Processing and Conversion of Vacuum Distillation Residue


Processing and Conversion of Vacuum Distillation Residue

The heaviest and the most contaminated component of crude oil is the vacuum distillation residue (VDR), also referred to as the bottom-of-the-barrel. There are multiple processing paths to upgrade VDR into usable products. One process is called deasphalting, which removes the heaviest fraction of VDR as asphalt that is used mainly to pave roadways. The lighter fraction obtained in the deasphalting process, deasphalted oil (DAO), can be used as fuel oil after hydrotreatment (Figure 3.9).

Vacuum reside going into propane desaphalting which separated out asphalt. Deasphalted oil (DA) goes to hydrotreating to yield fuel oil
Figure 3.9. Deasphalting of vacuum distillation residue.
Dr. Semih Eser

Thermal processes, such as visbreaking and coking, also provide options for upgrading VDR, which is normally a solid at ambient temperature. As shown in Figure 3.10, the visbreaking operation involves mild thermal cracking, with the primary purpose of producing a relatively low grade fuel oil (with a much lower pour point than VDR) and byproducts such as middle and light (naphtha) distillates and LPG. The yield of these byproducts would normally not exceed 10%wt of VDR. As a general rule in refinery conversion processes, producing a lighter product with a higher H/C ratio (e.g., fuel oil, middle distillates, LPG) from a feedstock (e.g., VDR) would require the simultaneous formation of a heavier product (e.g., coke) with a lower H/C ratio than the feedstock. Clearly, this compensation is dictated by the hydrogen balance, or hydrogen distribution among the products. With no external hydrogen entering the conversion unit (as it would in hydrogenation, or hydrocracking reactions), making a product(s) with a higher H/C ratio than that of the feed would require making other product(s) with a lower H/C ratio than that in the feedstock. In the case of visbreaking, what enables the production of lighter (or lower viscosity) fuel oil and other products from VDR is the formation of small quantities of coke with an extremely low H/C ratio. Hence, the term disproportination describes this unequal distribution of C or H in the conversion products, or losing (rejecting) C in the coke that accumulates on reactor tubes and is periodically burned out to clean the reactor tubes.

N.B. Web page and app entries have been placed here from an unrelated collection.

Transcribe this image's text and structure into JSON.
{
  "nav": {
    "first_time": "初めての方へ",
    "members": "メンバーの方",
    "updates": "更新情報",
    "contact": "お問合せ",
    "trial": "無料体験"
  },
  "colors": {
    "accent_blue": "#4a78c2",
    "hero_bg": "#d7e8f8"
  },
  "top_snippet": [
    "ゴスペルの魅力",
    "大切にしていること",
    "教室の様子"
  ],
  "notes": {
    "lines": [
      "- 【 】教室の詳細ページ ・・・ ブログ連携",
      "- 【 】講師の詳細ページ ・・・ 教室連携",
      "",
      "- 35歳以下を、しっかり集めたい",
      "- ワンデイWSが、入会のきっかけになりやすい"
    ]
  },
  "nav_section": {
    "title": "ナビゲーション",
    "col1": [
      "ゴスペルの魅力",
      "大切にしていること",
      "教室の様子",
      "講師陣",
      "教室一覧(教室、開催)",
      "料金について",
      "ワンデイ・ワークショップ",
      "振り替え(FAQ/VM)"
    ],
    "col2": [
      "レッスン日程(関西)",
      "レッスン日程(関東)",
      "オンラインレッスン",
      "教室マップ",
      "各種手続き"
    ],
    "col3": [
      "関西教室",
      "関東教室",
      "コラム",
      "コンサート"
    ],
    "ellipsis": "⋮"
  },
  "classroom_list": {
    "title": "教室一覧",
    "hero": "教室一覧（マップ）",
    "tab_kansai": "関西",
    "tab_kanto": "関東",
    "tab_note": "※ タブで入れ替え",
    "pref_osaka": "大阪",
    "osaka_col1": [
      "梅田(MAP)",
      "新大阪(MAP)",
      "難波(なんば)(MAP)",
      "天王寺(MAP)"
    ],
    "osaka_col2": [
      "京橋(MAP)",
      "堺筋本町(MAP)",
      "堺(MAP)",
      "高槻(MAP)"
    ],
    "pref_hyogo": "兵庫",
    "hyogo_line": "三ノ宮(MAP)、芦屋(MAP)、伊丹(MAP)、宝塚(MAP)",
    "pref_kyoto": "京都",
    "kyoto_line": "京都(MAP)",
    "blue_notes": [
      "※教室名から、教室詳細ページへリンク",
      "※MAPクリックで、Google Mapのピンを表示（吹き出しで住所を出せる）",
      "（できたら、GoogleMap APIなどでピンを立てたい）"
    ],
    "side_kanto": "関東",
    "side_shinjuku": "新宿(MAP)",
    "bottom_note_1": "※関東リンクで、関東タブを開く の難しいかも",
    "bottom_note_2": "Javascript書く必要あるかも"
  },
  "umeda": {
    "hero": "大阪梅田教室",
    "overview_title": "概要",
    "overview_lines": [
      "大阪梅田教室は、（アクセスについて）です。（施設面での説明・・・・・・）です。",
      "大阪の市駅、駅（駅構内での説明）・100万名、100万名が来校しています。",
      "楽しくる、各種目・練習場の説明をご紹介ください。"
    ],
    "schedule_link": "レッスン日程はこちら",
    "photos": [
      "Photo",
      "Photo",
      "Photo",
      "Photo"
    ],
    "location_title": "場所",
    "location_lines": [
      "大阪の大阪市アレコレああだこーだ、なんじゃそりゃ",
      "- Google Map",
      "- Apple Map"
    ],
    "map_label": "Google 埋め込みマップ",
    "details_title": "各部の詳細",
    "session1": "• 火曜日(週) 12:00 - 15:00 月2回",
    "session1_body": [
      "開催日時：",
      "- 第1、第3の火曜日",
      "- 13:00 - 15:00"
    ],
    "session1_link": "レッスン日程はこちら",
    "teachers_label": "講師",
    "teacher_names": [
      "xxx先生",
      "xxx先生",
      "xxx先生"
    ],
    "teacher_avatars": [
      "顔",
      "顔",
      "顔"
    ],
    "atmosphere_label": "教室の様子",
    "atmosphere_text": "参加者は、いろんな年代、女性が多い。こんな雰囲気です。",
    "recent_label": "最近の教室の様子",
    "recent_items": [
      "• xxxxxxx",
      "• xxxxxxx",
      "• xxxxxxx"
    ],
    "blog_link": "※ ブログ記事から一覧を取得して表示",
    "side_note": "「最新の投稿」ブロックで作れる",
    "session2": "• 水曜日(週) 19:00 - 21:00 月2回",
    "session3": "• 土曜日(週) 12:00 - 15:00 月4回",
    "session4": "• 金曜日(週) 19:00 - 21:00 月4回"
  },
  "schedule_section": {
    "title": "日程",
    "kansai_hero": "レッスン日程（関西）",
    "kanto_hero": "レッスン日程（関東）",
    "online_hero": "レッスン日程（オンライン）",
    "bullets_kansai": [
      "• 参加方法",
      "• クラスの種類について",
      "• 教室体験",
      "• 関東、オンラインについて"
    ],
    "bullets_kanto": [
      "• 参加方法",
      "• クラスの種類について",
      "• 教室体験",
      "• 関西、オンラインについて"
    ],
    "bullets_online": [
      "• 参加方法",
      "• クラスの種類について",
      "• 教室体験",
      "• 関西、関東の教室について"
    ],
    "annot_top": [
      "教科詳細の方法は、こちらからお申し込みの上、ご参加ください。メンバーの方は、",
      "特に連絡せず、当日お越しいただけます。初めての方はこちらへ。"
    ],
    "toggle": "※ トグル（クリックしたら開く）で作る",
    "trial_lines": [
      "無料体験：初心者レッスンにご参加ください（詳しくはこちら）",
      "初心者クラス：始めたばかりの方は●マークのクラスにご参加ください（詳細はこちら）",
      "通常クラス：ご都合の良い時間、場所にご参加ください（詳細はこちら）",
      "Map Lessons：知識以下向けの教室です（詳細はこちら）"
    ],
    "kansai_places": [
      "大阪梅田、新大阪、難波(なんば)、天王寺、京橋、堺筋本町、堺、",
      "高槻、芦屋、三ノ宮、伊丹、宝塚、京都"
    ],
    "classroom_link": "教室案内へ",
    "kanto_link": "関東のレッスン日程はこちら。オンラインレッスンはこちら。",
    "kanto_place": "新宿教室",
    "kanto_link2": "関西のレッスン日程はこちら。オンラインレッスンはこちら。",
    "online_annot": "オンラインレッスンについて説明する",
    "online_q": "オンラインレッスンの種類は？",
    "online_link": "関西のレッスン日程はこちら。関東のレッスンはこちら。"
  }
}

Thermal processing of VDR by visbreaking, or coking processes as described in text above
Figure 3.10. Thermal processing of VDR by visbreaking, or coking processes.
Click here for a text alternative to the figure above

Visbreaking of VDR with mild thermal cracking yields C3 and C4 carbons, naphtha, middle distillates and fuel oil. As a penalty it also produced coke (disproportionation!).

Coking of VDR with severe thermal cracking which yields light and middle distillates, and sponge coke & fuel grade coke which becomes anode coke, (low sulfur metals) which are used for aluminum production. This process also has some disproportionation.

Source: Dr. Semih Eser

As different from visbreaking, coking involves severe thermal cracking with intentional production of coke with a low H/C, so that lighter fuels can be obtained from VDR (by disproportionation), as can also be seen in Figure 3.10. The product coke obtained from VDR with relatively low heteroatom concepts, termed sponge coke, can be used in manufacturing carbon anodes that are used in electrolysis of alumina (Al2O3) to produce aluminum metal. This is another important interface between petroleum refining and metals industries, similar to the coke produced from decant oil used for making needle coke for manufacturing graphite electrodes to operate electric-arc furnaces, as mentioned before.